RELEASE DATE: November 15
Robot and Frank is part comedy, part heist and all heart. On the surface it’s the story of an aging ex-jewel thief who receives an unwanted robot butler from his son. But beneath this plot lies a script that is painfully aware of just how much of our lives are pinned to memories.
Frank Langella plays Frank, a retiree pushing eighty and living alone in a small American town. His wife has left him years ago due to his criminal past and his son and daughter visit infrequently. Dementia is starting to take its toll and Frank finds himself burgling his own house or continually planning to have dinner at a long-closed restaurant. His routine seldom varies from a walk into town to practice thieving and a trip to the local library. It’s a believable ‘near future’ where cars have become even smaller and more fuel efficient, mobile telephones are now credit-card thin and the library barely has any books.
So it’s not unbelievable that Frank’s successful son turns up one day with the latest in home care, a robotic servant who can monitor his father’s health. However when the ex-con discovers that ‘Robot’ has no moral subroutines, he decides to reprogram him for a more exciting form of exercise.
Futuristic settings often mask present-day problems. Frank’s biggest issue is not his criminal past but that his ‘work’ took him away from his children. In Frank’s case it was two stretches in prison that did the damage. “When I finally got home,” he tells his son, “I thought you were the neighbour’s kid.”
Frank’s children actually care a great deal but they struggle to understand their father and their modern lives leaves them largely out of the picture. His life begins to resemble that of Don Quixote, a book Frank steals from the library about a soft-headed knight who seeks out adventure for the sake of having a purpose. Not surprisingly the much-resented Robot actually comes to mean a great deal to the aging man because he is as constant as Quixote’s faithful Sancho, the squire who shares his master’s adventures. When a twist of the plot threatens to lead to Robot’s memory being erased, Frank realizes he will be losing not just his companion but part of himself as well.
Robot and Frank places its finger on one of the real tragedies of the human condition. Our lives are impossible to record in any real detail and so much of what we value resides in the memories we share with others.
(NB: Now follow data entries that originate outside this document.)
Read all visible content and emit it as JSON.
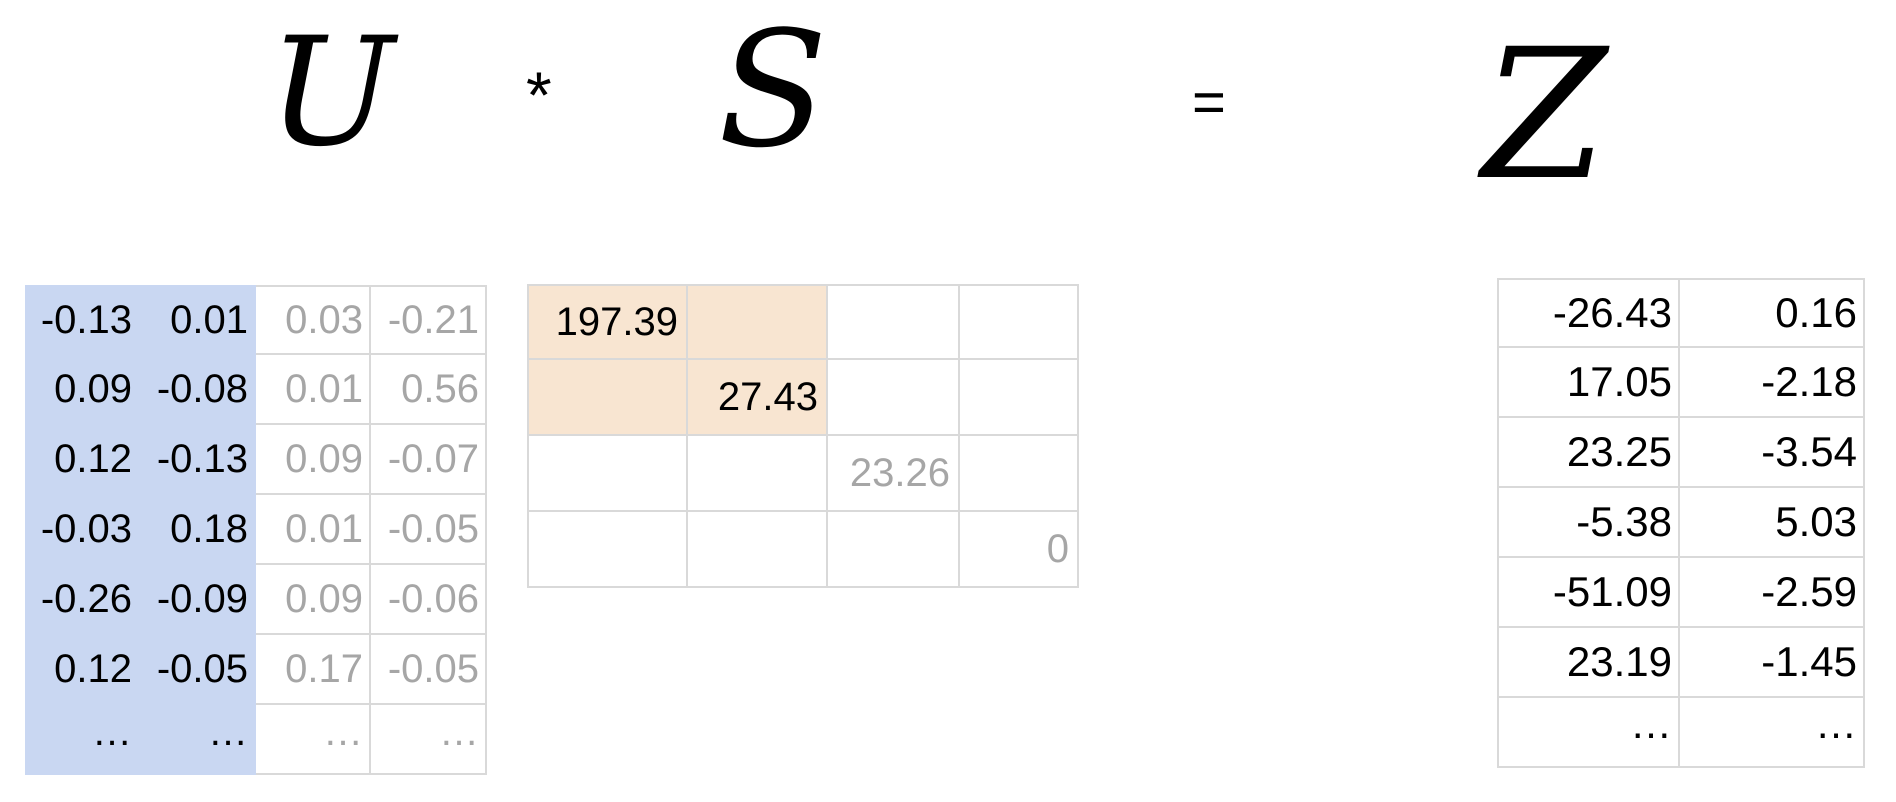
{
  "equation": {
    "u_symbol": "U",
    "times": "*",
    "s_symbol": "S",
    "equals": "=",
    "z_symbol": "Z"
  },
  "colors": {
    "u_highlight": "#c9d7f2",
    "s_highlight": "#f8e5d1",
    "muted_text": "#a6a6a6",
    "grid_line": "#d9d9d9"
  },
  "u_matrix": {
    "rows": [
      [
        "-0.13",
        "0.01",
        "0.03",
        "-0.21"
      ],
      [
        "0.09",
        "-0.08",
        "0.01",
        "0.56"
      ],
      [
        "0.12",
        "-0.13",
        "0.09",
        "-0.07"
      ],
      [
        "-0.03",
        "0.18",
        "0.01",
        "-0.05"
      ],
      [
        "-0.26",
        "-0.09",
        "0.09",
        "-0.06"
      ],
      [
        "0.12",
        "-0.05",
        "0.17",
        "-0.05"
      ],
      [
        "…",
        "…",
        "…",
        "…"
      ]
    ],
    "highlighted_columns": 2
  },
  "s_matrix": {
    "rows": [
      [
        "197.39",
        "",
        "",
        ""
      ],
      [
        "",
        "27.43",
        "",
        ""
      ],
      [
        "",
        "",
        "23.26",
        ""
      ],
      [
        "",
        "",
        "",
        "0"
      ]
    ],
    "highlighted_size": 2
  },
  "z_matrix": {
    "rows": [
      [
        "-26.43",
        "0.16"
      ],
      [
        "17.05",
        "-2.18"
      ],
      [
        "23.25",
        "-3.54"
      ],
      [
        "-5.38",
        "5.03"
      ],
      [
        "-51.09",
        "-2.59"
      ],
      [
        "23.19",
        "-1.45"
      ],
      [
        "…",
        "…"
      ]
    ]
  }
}
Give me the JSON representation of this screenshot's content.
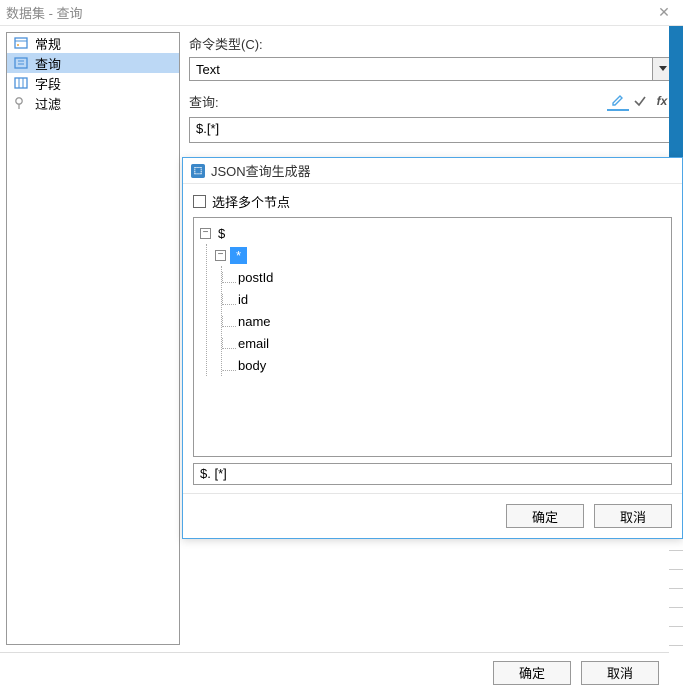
{
  "titlebar": {
    "title": "数据集 - 查询"
  },
  "sidebar": {
    "items": [
      {
        "label": "常规",
        "icon": "general"
      },
      {
        "label": "查询",
        "icon": "query"
      },
      {
        "label": "字段",
        "icon": "fields"
      },
      {
        "label": "过滤",
        "icon": "filter"
      }
    ]
  },
  "content": {
    "cmd_type_label": "命令类型(C):",
    "cmd_type_value": "Text",
    "query_label": "查询:",
    "query_value": "$.[*]"
  },
  "inner": {
    "title": "JSON查询生成器",
    "check_label": "选择多个节点",
    "tree": {
      "root": "$",
      "wildcard": "*",
      "leaves": [
        "postId",
        "id",
        "name",
        "email",
        "body"
      ]
    },
    "path_value": "$. [*]",
    "ok": "确定",
    "cancel": "取消"
  },
  "outer_buttons": {
    "ok": "确定",
    "cancel": "取消"
  }
}
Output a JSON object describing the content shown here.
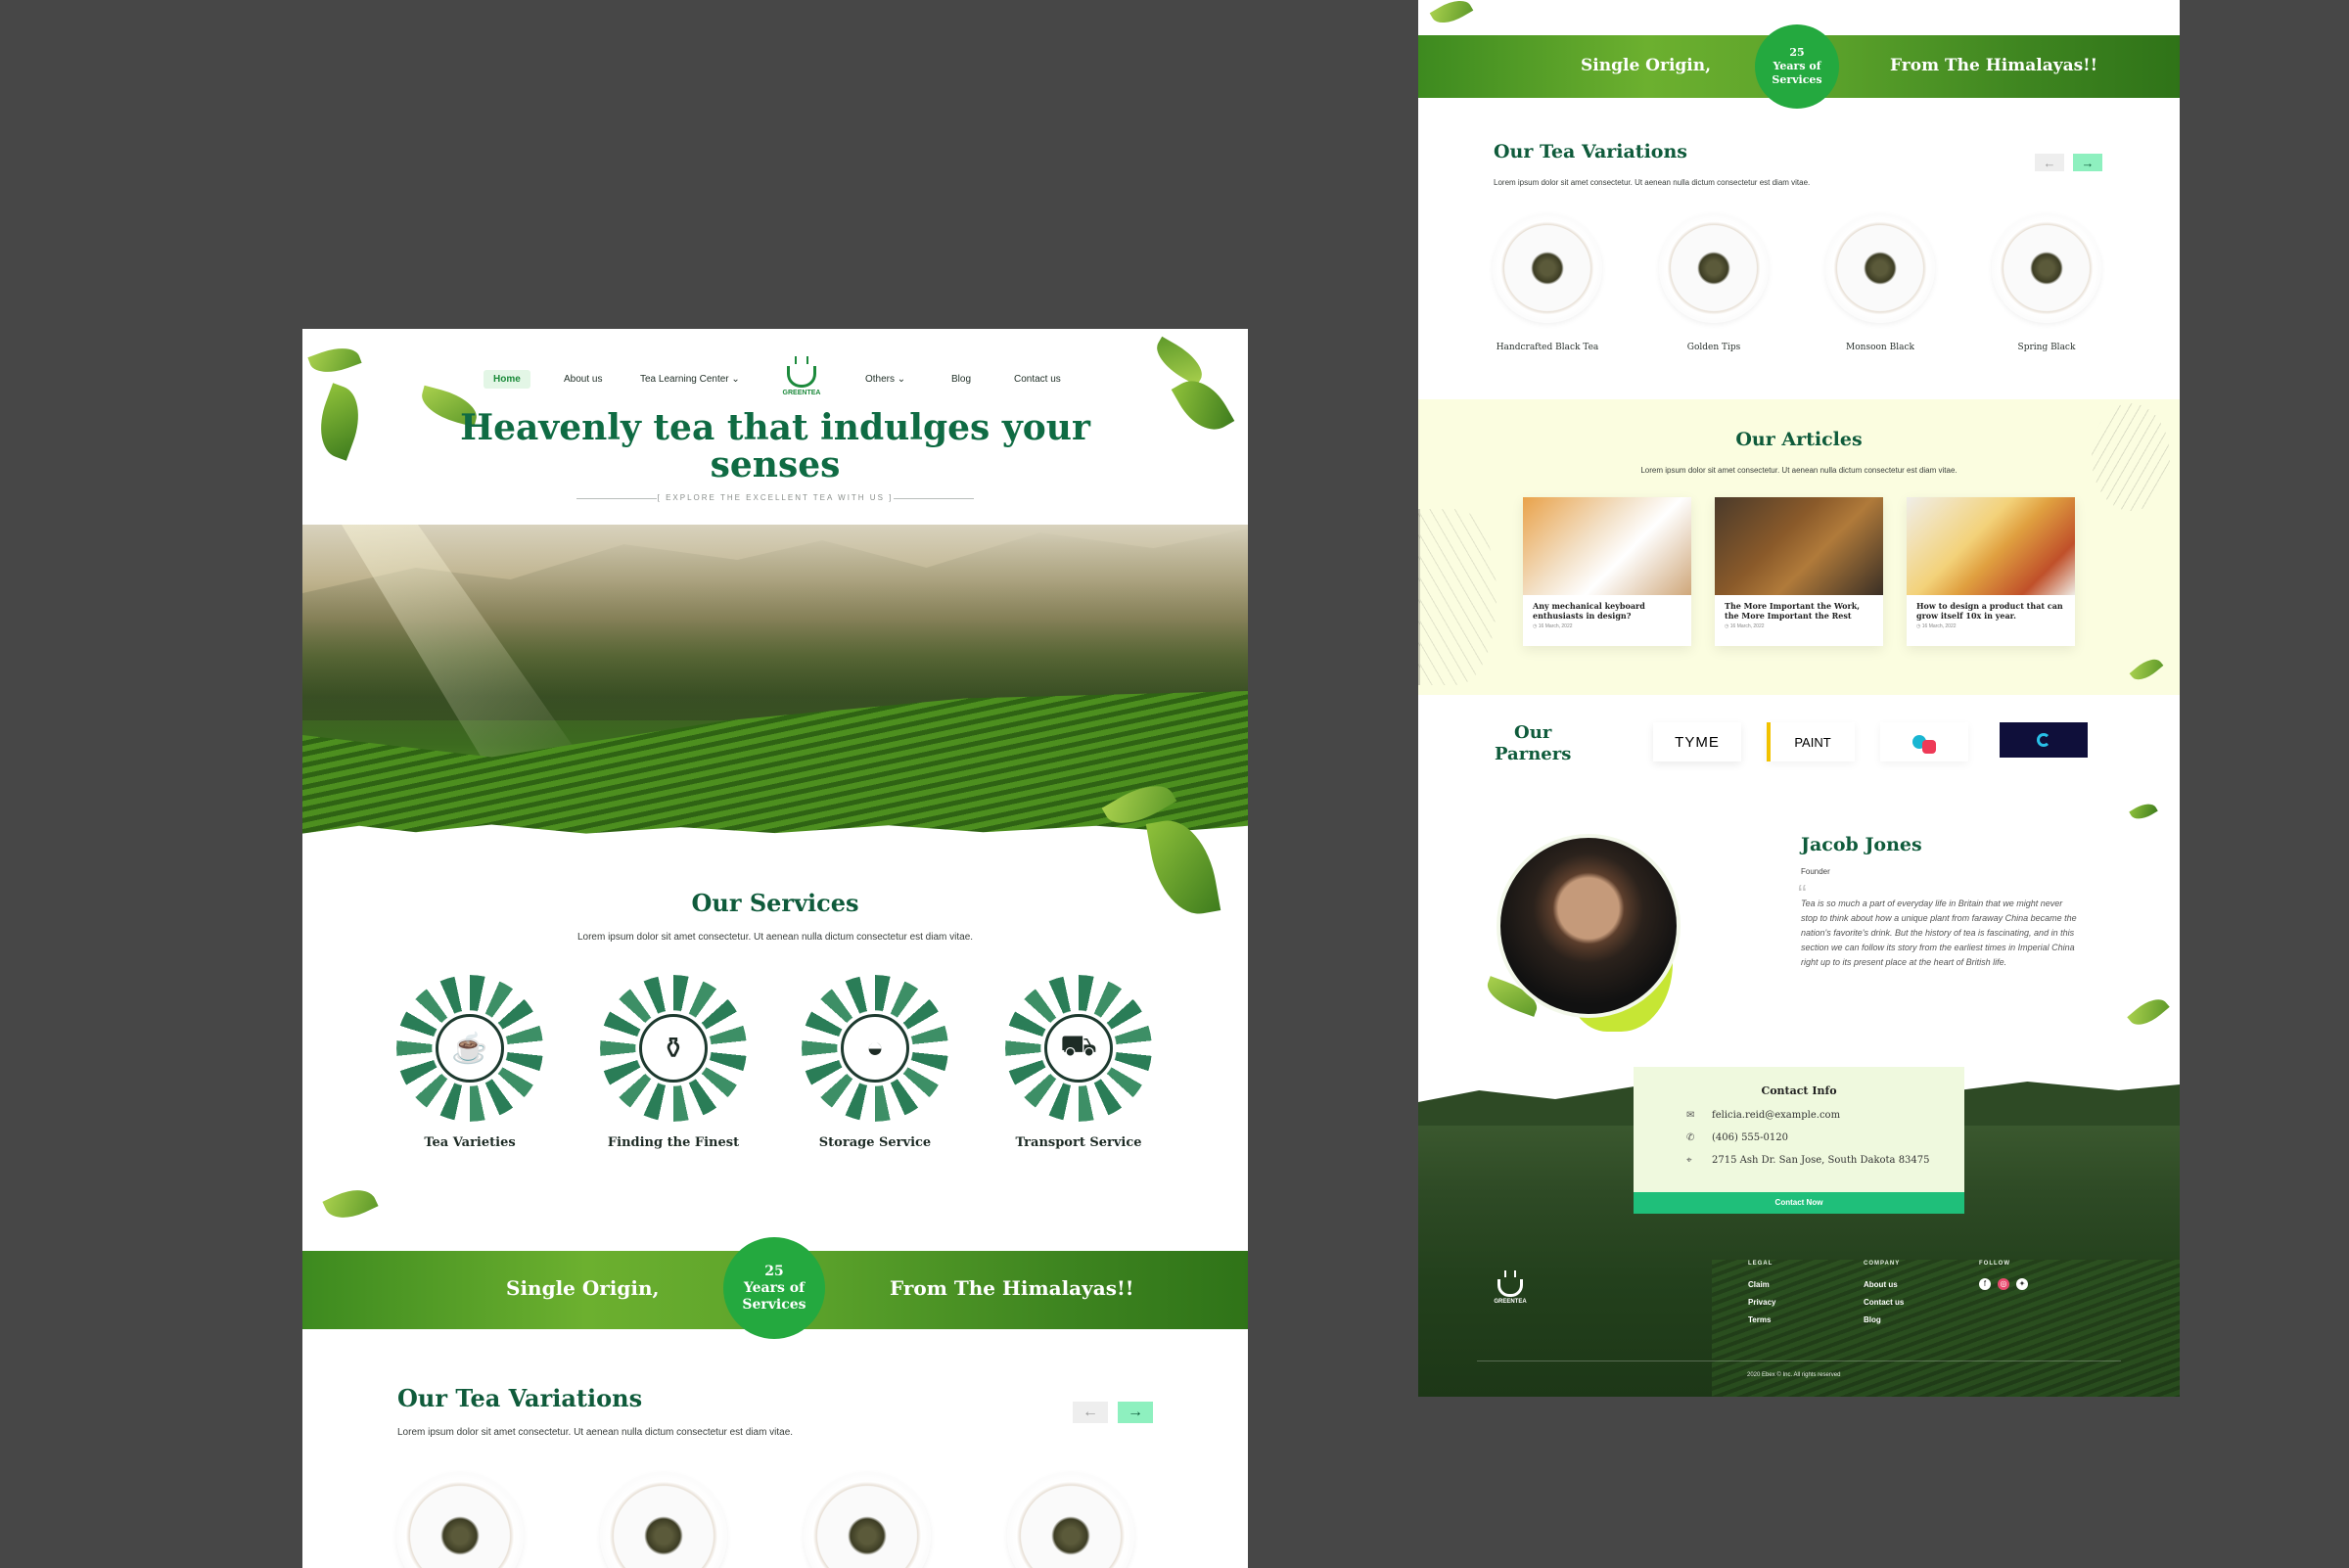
{
  "left": {
    "nav": {
      "home": "Home",
      "about": "About us",
      "learning": "Tea Learning Center",
      "others": "Others",
      "blog": "Blog",
      "contact": "Contact us",
      "logo_text": "GREENTEA"
    },
    "hero": {
      "title_line1": "Heavenly tea that indulges your",
      "title_line2": "senses",
      "subtitle": "[ EXPLORE THE EXCELLENT TEA WITH US ]"
    },
    "services": {
      "title": "Our Services",
      "desc": "Lorem ipsum dolor sit amet consectetur. Ut aenean nulla dictum consectetur est diam vitae.",
      "items": [
        {
          "label": "Tea Varieties",
          "icon": "teacup-icon"
        },
        {
          "label": "Finding the Finest",
          "icon": "kettle-icon"
        },
        {
          "label": "Storage Service",
          "icon": "tea-sack-icon"
        },
        {
          "label": "Transport Service",
          "icon": "truck-icon"
        }
      ]
    },
    "banner": {
      "left": "Single Origin,",
      "right": "From The Himalayas!!",
      "badge_line1": "25",
      "badge_line2": "Years of",
      "badge_line3": "Services"
    },
    "variations": {
      "title": "Our Tea Variations",
      "desc": "Lorem ipsum dolor sit amet consectetur. Ut aenean nulla dictum consectetur est diam vitae.",
      "prev": "←",
      "next": "→"
    }
  },
  "right": {
    "banner": {
      "left": "Single Origin,",
      "right": "From The Himalayas!!",
      "badge_line1": "25",
      "badge_line2": "Years of",
      "badge_line3": "Services"
    },
    "variations": {
      "title": "Our Tea Variations",
      "desc": "Lorem ipsum dolor sit amet consectetur. Ut aenean nulla dictum consectetur est diam vitae.",
      "prev": "←",
      "next": "→",
      "items": [
        "Handcrafted Black Tea",
        "Golden Tips",
        "Monsoon Black",
        "Spring Black"
      ]
    },
    "articles": {
      "title": "Our Articles",
      "desc": "Lorem ipsum dolor sit amet consectetur. Ut aenean nulla dictum consectetur est diam vitae.",
      "items": [
        {
          "title": "Any mechanical keyboard enthusiasts in design?",
          "date": "16 March, 2022"
        },
        {
          "title": "The More Important the Work, the More Important the Rest",
          "date": "16 March, 2022"
        },
        {
          "title": "How to design a product that can grow itself 10x in year.",
          "date": "16 March, 2022"
        }
      ]
    },
    "partners": {
      "title_line1": "Our",
      "title_line2": "Parners",
      "logos": [
        "TYME",
        "PAINT",
        "",
        ""
      ]
    },
    "testimonial": {
      "name": "Jacob Jones",
      "role": "Founder",
      "quote": "Tea is so much a part of everyday life in Britain that we might never stop to think about how a unique plant from faraway China became the nation's favorite's drink. But the history of tea is fascinating, and in this section we can follow its story from the earliest times in Imperial China right up to its present place at the heart of British life."
    },
    "contact": {
      "title": "Contact Info",
      "email": "felicia.reid@example.com",
      "phone": "(406) 555-0120",
      "address": "2715 Ash Dr. San Jose, South Dakota 83475",
      "button": "Contact Now"
    },
    "footer": {
      "logo_text": "GREENTEA",
      "legal": "LEGAL",
      "legal_links": [
        "Claim",
        "Privacy",
        "Terms"
      ],
      "company": "COMPANY",
      "company_links": [
        "About us",
        "Contact us",
        "Blog"
      ],
      "follow": "FOLLOW",
      "copyright": "2020 Ebex © Inc. All rights reserved"
    }
  },
  "colors": {
    "background": "#474747",
    "brand_green": "#0f5b3b",
    "accent": "#24a93f",
    "mint": "#8ef0bf",
    "cream": "#fbfde0"
  }
}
When someone is taken away from us it represents not only the loss of a friend but the events that explain so much about who we are. And when we personally forget, we lose the last vestiges of who we are. A world in which our permanence is measured by some journal entries and a collection of digital photographs is actually a very sad place. Watching Robot and Frank I was reminded, though, that the Christian trusts not just their future but their past to a God who never forgets:
“All the days ordained for me were written in your book before one of them came to be.” – Psalm 139:16
That is the sort of comfort the best advances in technology will never be able to surpass. When we finally reach Heaven we will meet Someone who is able to bring to life the brightest blessings that have long ago slipped our minds.